How to navigate work permit and visa requirements in Europe?
Navigating work permit and visa requirements in Europe can be a complex process, as it varies from country to country. However, here are some general steps to follow:
- Determine your eligibility: Research the specific requirements and criteria for the country you intend to work in. Each country has its own regulations, so ensure that you meet the qualifications and have the necessary skills or education.
- Identify the appropriate visa type: Different countries offer various visa categories for those seeking employment. For example, there may be different visas for skilled workers, students, seasonal workers, etc. Determine which visa type applies to your situation.
- Find a job or employer sponsorship: To obtain a work permit in most European countries, you will typically need a job offer from an employer who is willing to sponsor your visa application. Look for job opportunities through online job portals, networking events, or contact companies directly.
- Employer sponsorship and application process: If you secure a job offer, your employer must initiate the sponsorship process. They will need to demonstrate that hiring a foreign worker is necessary and justify why a local candidate is not suitable for the position. The employer will usually submit various documents to the relevant immigration authorities.
- Collate required documents: Gather all necessary documents for your visa application, which may include your passport, proof of employment, educational certificates, financial records, and other supporting documents. Make sure these are in the required format, including translations if necessary.
- Submit the application: Once you have all the required documents, submit your visa application to the appropriate embassy or consulate. Some countries may have online application systems, while others require physical submissions. Pay any required fees and follow the process outlined by the specific country's immigration office.
- Attend an interview or biometrics appointment: Depending on the country and visa type, you may be required to attend an interview or provide biometric data (such as fingerprints) as part of the application process. Follow the instructions provided by the immigration authority to schedule and attend these appointments.
- Wait for a decision: After submitting your application, you will need to wait for a decision from the immigration authorities. The processing time varies from country to country, so be patient. You may be required to provide additional information or attend additional interviews if requested.
- Obtain your work permit and visa: Once your application is approved, you will receive a work permit and visa. This may allow you to work legally in that country for a specified period. Ensure that you understand any limitations or conditions associated with your visa.
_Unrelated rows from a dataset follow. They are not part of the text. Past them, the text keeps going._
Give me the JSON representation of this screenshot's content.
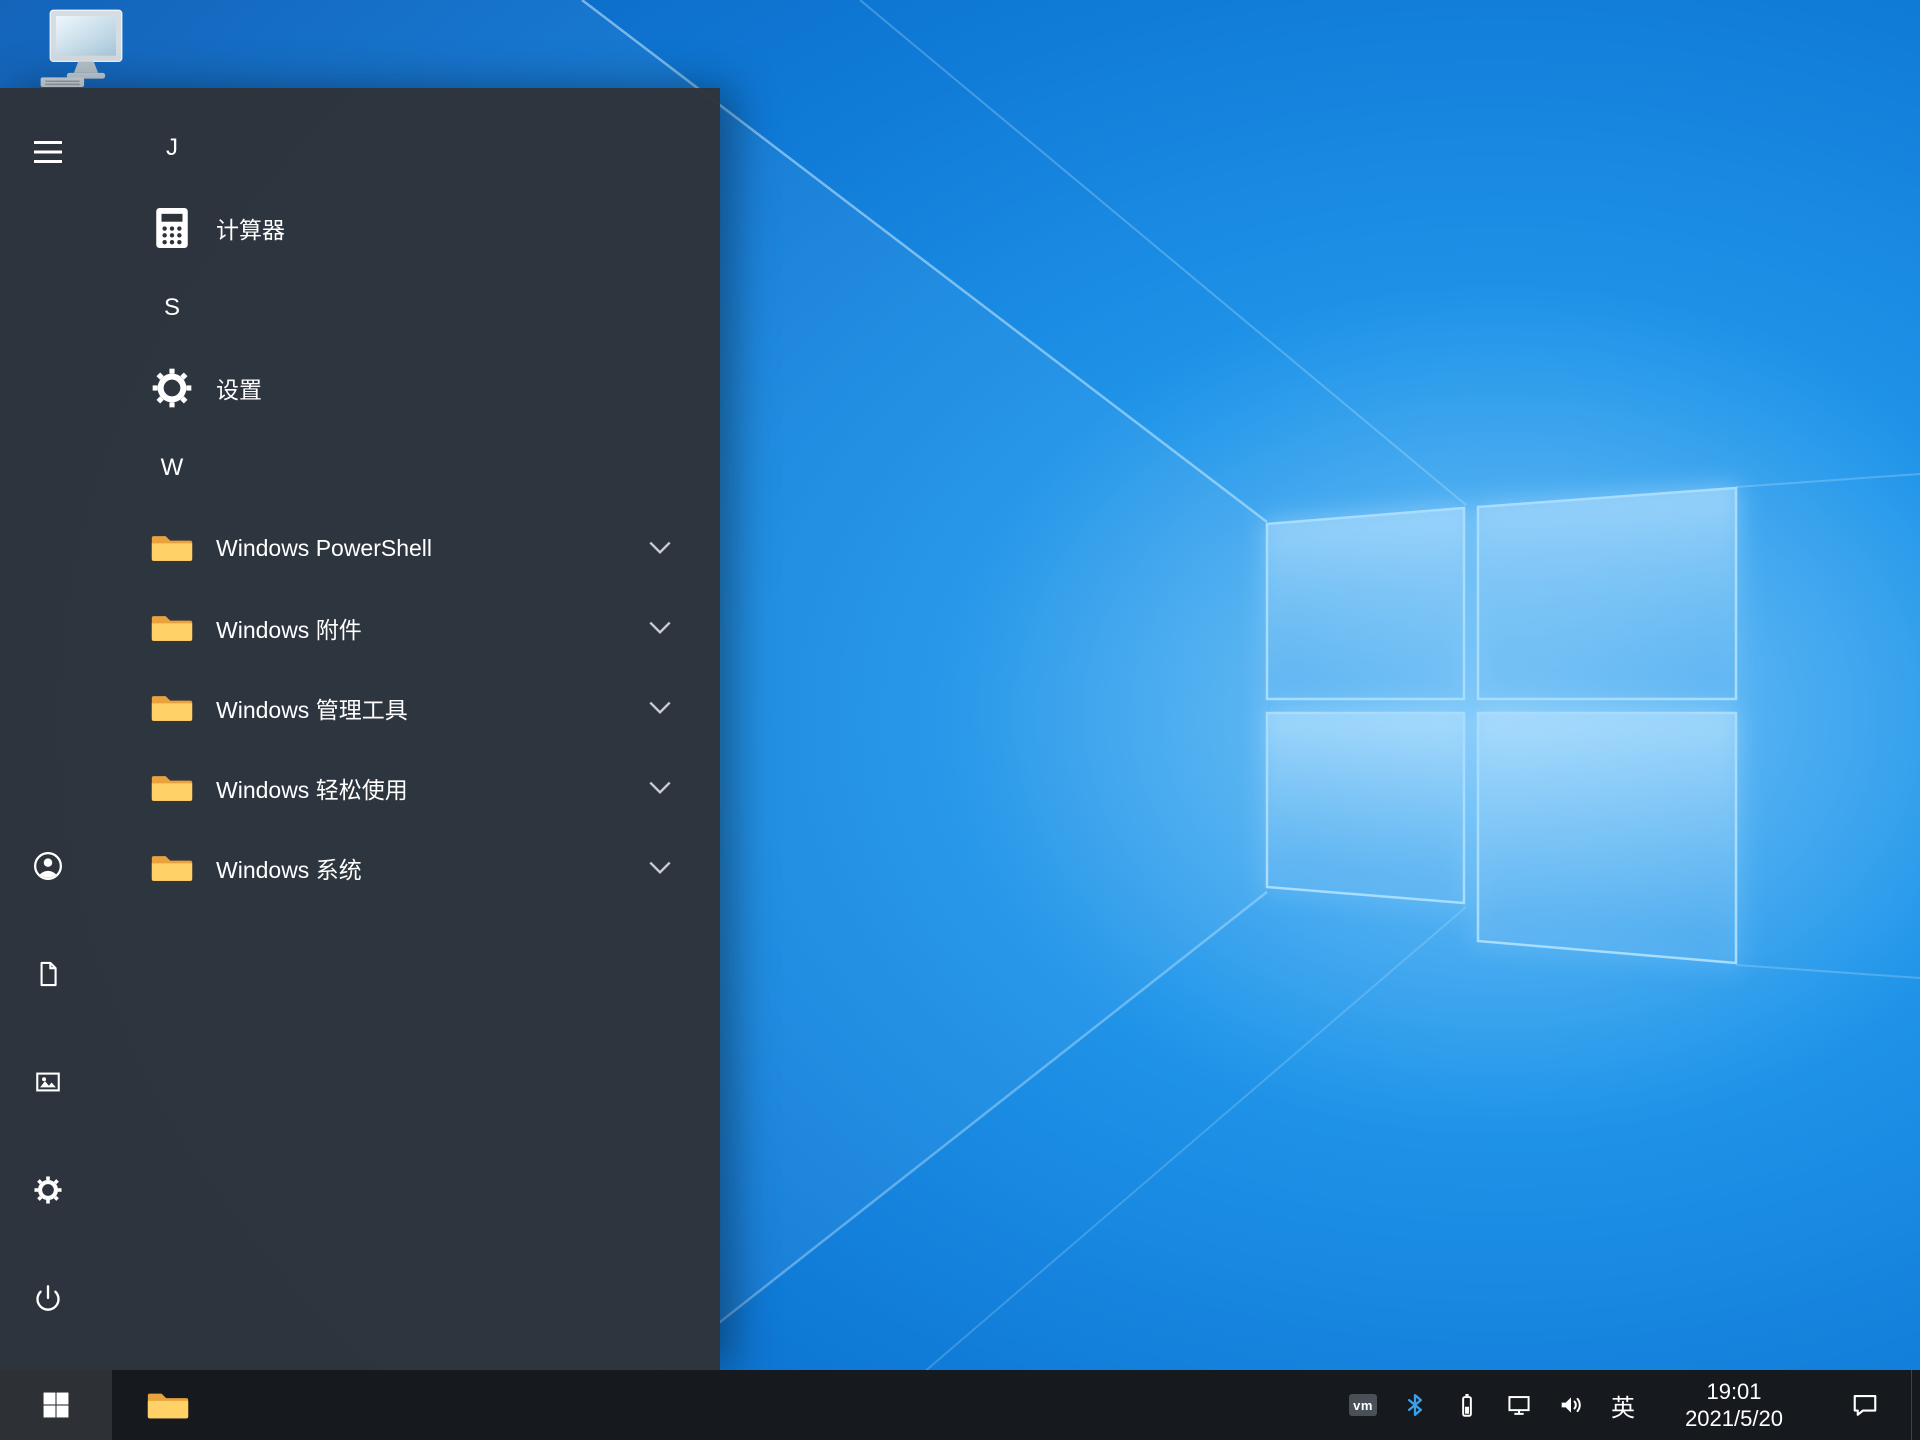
{
  "colors": {
    "wallpaper_blue": "#1e8fe6",
    "menu_bg": "#2e333a",
    "taskbar_bg": "#16191d",
    "folder_yellow": "#ffd167",
    "bluetooth_blue": "#3aa0e8"
  },
  "desktop": {
    "icons": [
      {
        "name": "this-pc"
      }
    ]
  },
  "start_menu": {
    "sections": [
      {
        "header": "J",
        "items": [
          {
            "label": "计算器",
            "icon": "calculator-icon",
            "has_submenu": false
          }
        ]
      },
      {
        "header": "S",
        "items": [
          {
            "label": "设置",
            "icon": "gear-icon",
            "has_submenu": false
          }
        ]
      },
      {
        "header": "W",
        "items": [
          {
            "label": "Windows PowerShell",
            "icon": "folder-icon",
            "has_submenu": true
          },
          {
            "label": "Windows 附件",
            "icon": "folder-icon",
            "has_submenu": true
          },
          {
            "label": "Windows 管理工具",
            "icon": "folder-icon",
            "has_submenu": true
          },
          {
            "label": "Windows 轻松使用",
            "icon": "folder-icon",
            "has_submenu": true
          },
          {
            "label": "Windows 系统",
            "icon": "folder-icon",
            "has_submenu": true
          }
        ]
      }
    ],
    "rail_items": [
      "expand-menu",
      "user-account",
      "documents",
      "pictures",
      "settings",
      "power"
    ]
  },
  "taskbar": {
    "tray": {
      "vmware_label": "vm",
      "input_language": "英",
      "time": "19:01",
      "date": "2021/5/20"
    }
  }
}
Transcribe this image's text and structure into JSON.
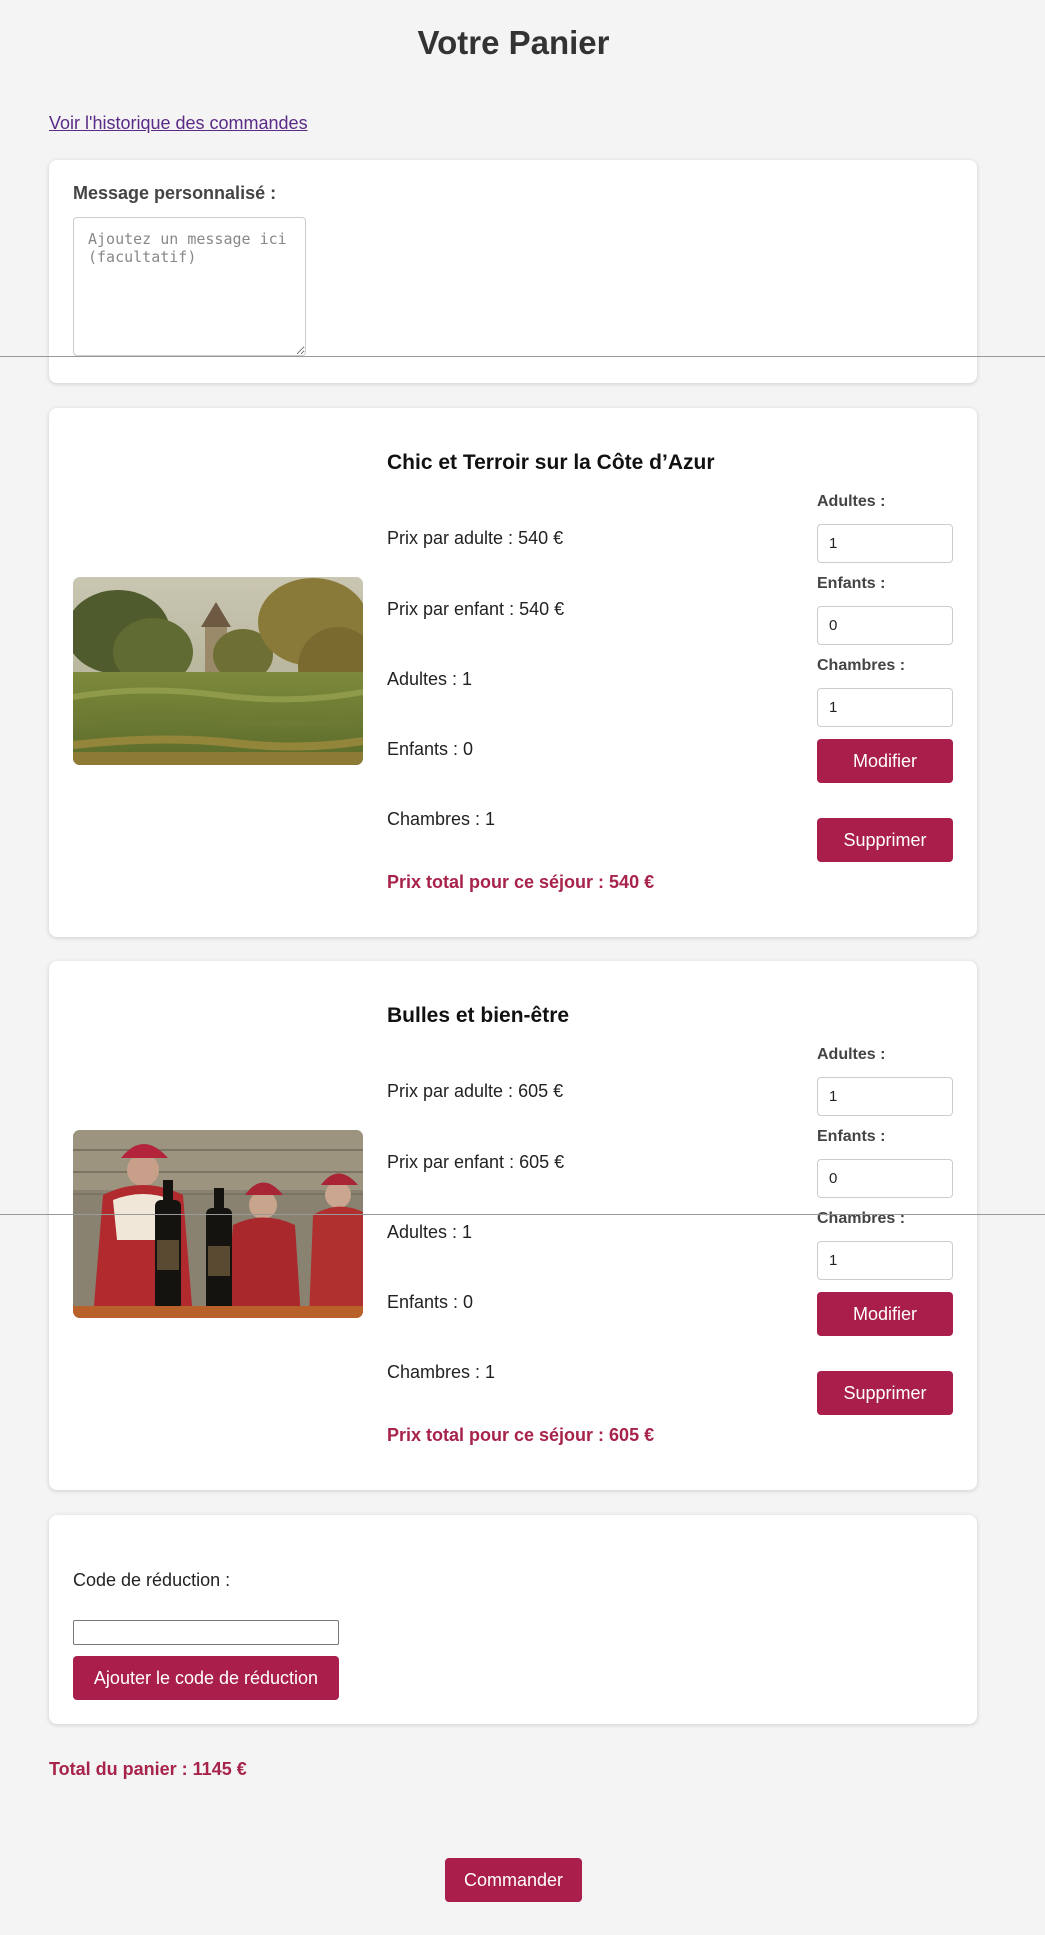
{
  "page": {
    "title": "Votre Panier",
    "history_link": "Voir l'historique des commandes"
  },
  "message": {
    "label": "Message personnalisé :",
    "placeholder": "Ajoutez un message ici (facultatif)",
    "value": ""
  },
  "trips": [
    {
      "title": "Chic et Terroir sur la Côte d’Azur",
      "image_icon": "vineyard-photo",
      "price_adult": "Prix par adulte : 540 €",
      "price_child": "Prix par enfant : 540 €",
      "adults_line": "Adultes : 1",
      "children_line": "Enfants : 0",
      "rooms_line": "Chambres : 1",
      "total": "Prix total pour ce séjour : 540 €",
      "labels": {
        "adults": "Adultes :",
        "children": "Enfants :",
        "rooms": "Chambres :"
      },
      "inputs": {
        "adults": "1",
        "children": "0",
        "rooms": "1"
      },
      "modify_label": "Modifier",
      "delete_label": "Supprimer"
    },
    {
      "title": "Bulles et bien-être",
      "image_icon": "champagne-bottles-photo",
      "price_adult": "Prix par adulte : 605 €",
      "price_child": "Prix par enfant : 605 €",
      "adults_line": "Adultes : 1",
      "children_line": "Enfants : 0",
      "rooms_line": "Chambres : 1",
      "total": "Prix total pour ce séjour : 605 €",
      "labels": {
        "adults": "Adultes :",
        "children": "Enfants :",
        "rooms": "Chambres :"
      },
      "inputs": {
        "adults": "1",
        "children": "0",
        "rooms": "1"
      },
      "modify_label": "Modifier",
      "delete_label": "Supprimer"
    }
  ],
  "discount": {
    "label": "Code de réduction :",
    "value": "",
    "button_label": "Ajouter le code de réduction"
  },
  "cart": {
    "total": "Total du panier : 1145 €",
    "order_label": "Commander"
  },
  "colors": {
    "accent": "#a91e4a",
    "total_text": "#a7234a",
    "link": "#5a2a86",
    "background": "#f4f4f4"
  }
}
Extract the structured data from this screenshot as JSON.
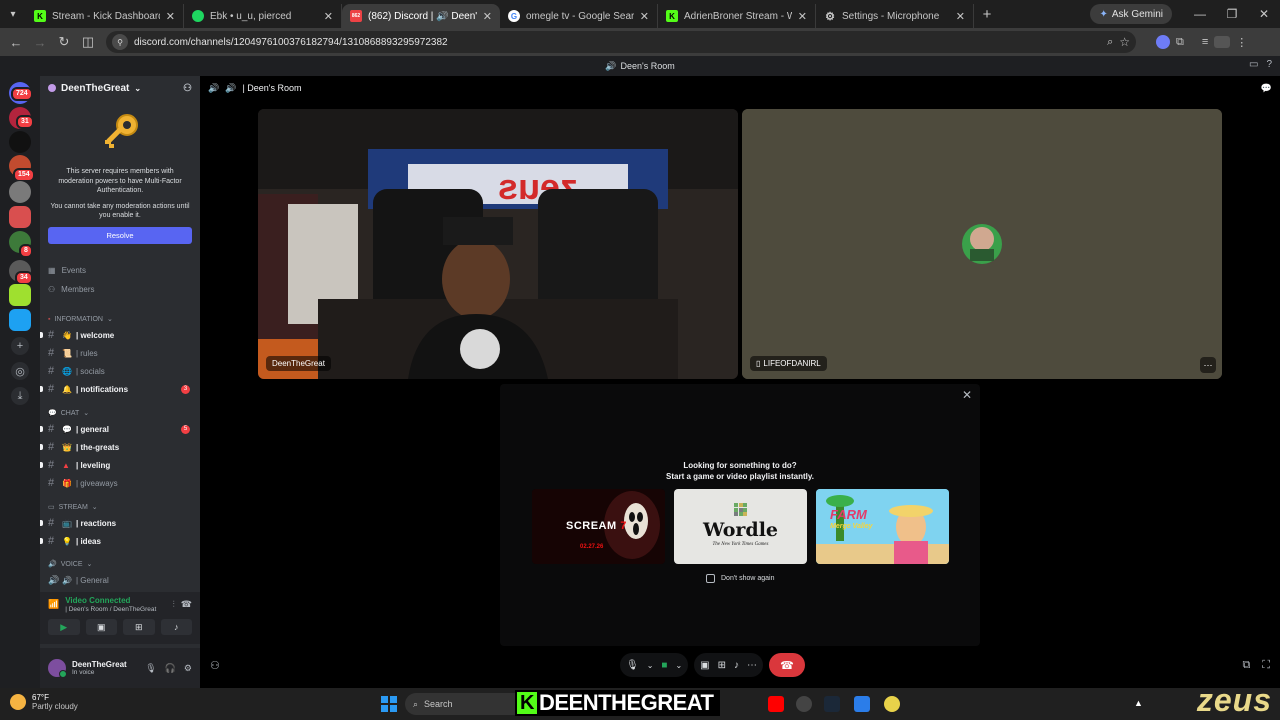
{
  "browser": {
    "tabs": [
      {
        "label": "Stream - Kick Dashboard",
        "favicon": "kick-icon",
        "color": "#53fc18",
        "glyph": "K"
      },
      {
        "label": "Ebk • u_u, pierced",
        "favicon": "spotify-icon",
        "color": "#1ed760",
        "glyph": ""
      },
      {
        "label": "(862) Discord | 🔊 Deen's R",
        "favicon": "discord-icon",
        "color": "#ed4245",
        "glyph": "862",
        "active": true
      },
      {
        "label": "omegle tv - Google Search",
        "favicon": "google-icon",
        "color": "#ffffff",
        "glyph": "G"
      },
      {
        "label": "AdrienBroner Stream - Watch L",
        "favicon": "kick-icon",
        "color": "#53fc18",
        "glyph": "K"
      },
      {
        "label": "Settings - Microphone",
        "favicon": "gear-icon",
        "color": "#c7c7c7",
        "glyph": "⚙"
      }
    ],
    "ask_gemini": "Ask Gemini",
    "url": "discord.com/channels/1204976100376182794/1310868893295972382"
  },
  "discord": {
    "title_center": "Deen's Room",
    "server_name": "DeenTheGreat",
    "mfa_text": "This server requires members with moderation powers to have Multi-Factor Authentication.",
    "mfa_text2": "You cannot take any moderation actions until you enable it.",
    "resolve_label": "Resolve",
    "events_label": "Events",
    "members_label": "Members",
    "categories": {
      "information": "INFORMATION",
      "chat": "CHAT",
      "stream": "STREAM",
      "voice": "VOICE"
    },
    "channels": {
      "welcome": "| welcome",
      "rules": "| rules",
      "socials": "| socials",
      "notifications": "| notifications",
      "notifications_badge": "3",
      "general": "| general",
      "general_badge": "5",
      "the_greats": "| the-greats",
      "leveling": "| leveling",
      "giveaways": "| giveaways",
      "reactions": "| reactions",
      "ideas": "| ideas",
      "voice_general": "| General"
    },
    "voice_connected": "Video Connected",
    "voice_location": "| Deen's Room / DeenTheGreat",
    "user_name": "DeenTheGreat",
    "user_status": "In voice",
    "guild_badges": [
      "724",
      "31",
      "154",
      "8",
      "34"
    ],
    "stage_header": "| Deen's Room",
    "tiles": [
      {
        "name": "DeenTheGreat"
      },
      {
        "name": "LIFEOFDANIRL"
      }
    ],
    "activity_title_1": "Looking for something to do?",
    "activity_title_2": "Start a game or video playlist instantly.",
    "activity_cards": [
      "Scream 7",
      "Wordle",
      "Farm Merge Valley"
    ],
    "scream_title": "SCREAM",
    "scream_num": "7",
    "scream_date": "02.27.26",
    "wordle_title": "Wordle",
    "wordle_sub": "The New York Times Games",
    "farm_title": "FARM",
    "farm_sub": "Merge Valley",
    "dont_show": "Don't show again"
  },
  "taskbar": {
    "temp": "67°F",
    "weather": "Partly cloudy",
    "search": "Search",
    "overlay_name": "DEENTHEGREAT",
    "overlay_k": "K",
    "zeus": "zeus"
  }
}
It's crucial to note that immigration rules are subject to change, and it's always best to consult official government resources or seek advice from an immigration lawyer to ensure you have the most up-to-date information and accurate guidance tailored to your specific circumstances.